Marwa Fatafta, MENA policy and advocacy director at the nonprofit Access Now, a digital rights advocacy group, says that she has seen little change in Meta’s systems from 2021, and believes that the company’s content moderation policies still lack transparency for users. For instance, following Russia’s invasion of Ukraine, Meta made an exception to its policies around incitement to violence, allowing users in certain countries to post content, such as “death to the Russian invaders”, referring to the Russian military, that would normally be removed. “​​We still won’t allow credible calls for violence against Russian civilians,” Meta spokesperson Andy Stone told the Verge at the time.

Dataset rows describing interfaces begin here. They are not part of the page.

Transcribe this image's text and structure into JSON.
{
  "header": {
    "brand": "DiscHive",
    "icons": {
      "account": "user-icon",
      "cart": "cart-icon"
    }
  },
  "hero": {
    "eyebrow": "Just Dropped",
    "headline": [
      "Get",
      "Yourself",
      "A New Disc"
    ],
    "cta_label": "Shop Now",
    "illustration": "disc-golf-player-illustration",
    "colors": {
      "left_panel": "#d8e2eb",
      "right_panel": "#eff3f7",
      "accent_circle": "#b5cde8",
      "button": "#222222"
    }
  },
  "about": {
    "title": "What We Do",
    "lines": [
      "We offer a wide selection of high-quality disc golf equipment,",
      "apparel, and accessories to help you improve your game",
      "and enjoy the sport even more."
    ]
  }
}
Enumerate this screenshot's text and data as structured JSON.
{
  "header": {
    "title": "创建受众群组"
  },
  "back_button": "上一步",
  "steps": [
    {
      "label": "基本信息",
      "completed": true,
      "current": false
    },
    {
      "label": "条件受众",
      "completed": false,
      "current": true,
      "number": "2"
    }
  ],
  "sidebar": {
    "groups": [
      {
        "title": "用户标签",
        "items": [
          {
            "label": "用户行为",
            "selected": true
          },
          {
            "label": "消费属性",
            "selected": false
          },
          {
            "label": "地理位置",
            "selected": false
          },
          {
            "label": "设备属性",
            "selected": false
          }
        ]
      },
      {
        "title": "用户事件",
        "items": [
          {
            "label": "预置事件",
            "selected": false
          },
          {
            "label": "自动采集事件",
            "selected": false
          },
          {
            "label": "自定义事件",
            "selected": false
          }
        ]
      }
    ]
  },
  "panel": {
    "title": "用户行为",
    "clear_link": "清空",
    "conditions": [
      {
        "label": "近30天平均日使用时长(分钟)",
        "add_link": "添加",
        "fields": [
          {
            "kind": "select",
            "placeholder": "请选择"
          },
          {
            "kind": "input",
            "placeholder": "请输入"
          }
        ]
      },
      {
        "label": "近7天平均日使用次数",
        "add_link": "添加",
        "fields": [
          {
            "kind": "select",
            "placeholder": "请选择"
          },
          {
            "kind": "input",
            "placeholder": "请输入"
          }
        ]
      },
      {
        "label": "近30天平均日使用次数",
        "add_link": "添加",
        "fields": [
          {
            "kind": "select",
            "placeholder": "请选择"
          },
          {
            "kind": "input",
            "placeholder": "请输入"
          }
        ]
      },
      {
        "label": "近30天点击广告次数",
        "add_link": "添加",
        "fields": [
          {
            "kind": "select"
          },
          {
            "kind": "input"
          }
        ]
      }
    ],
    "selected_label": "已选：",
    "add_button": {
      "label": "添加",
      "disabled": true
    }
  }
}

“It’s not clear why some of these exceptions are made for some conflicts and not others,” says Fatafta. “We’re seeing videos and photos, sometimes just from bystanders or journalists, being removed and it’s not clear why. We’re really advocating for more context-specific content moderation.”

For some of these, like the post from al-Shifa, the company will assess whether the post is “newsworthy”, and reinstate images or videos when users appeal a takedown decision. This happens “pretty much in every single crisis,” according to Diya. In the case of the hostage video, the user posted it with a caption encouraging people to watch it to gain a “deeper understanding” of what happened on October 7, violating Meta’s long standing policy of not showing terrorist attacks, and its new policy of showing identifiable images of hostages. (Meta temporarily updated its policies to take down videos in which hostages were identifiable after October 7th).

In a company blog, Meta said the “Oversight Board’s guidance in these cases, along with feedback from other experts, will help us to continue to evolve our policies and response to the ongoing Israel-Hamas War.”

But the bigger issue, Diya says, is that the company continues treating each conflict like a one-off situation that requires a tailored response. “There’s a general reluctance within platforms to preempt or prepare for crises, especially if it’s outside the U.S., even when there is a prolonged history of conflict or violence in that region,” she says. “But we have seen enough crises in the last decade to get some sense of some patterns and what kind of tools should be in place.”

The expedited decisions from the Oversight Board, expected within 30 days, may finally push the company to do just that.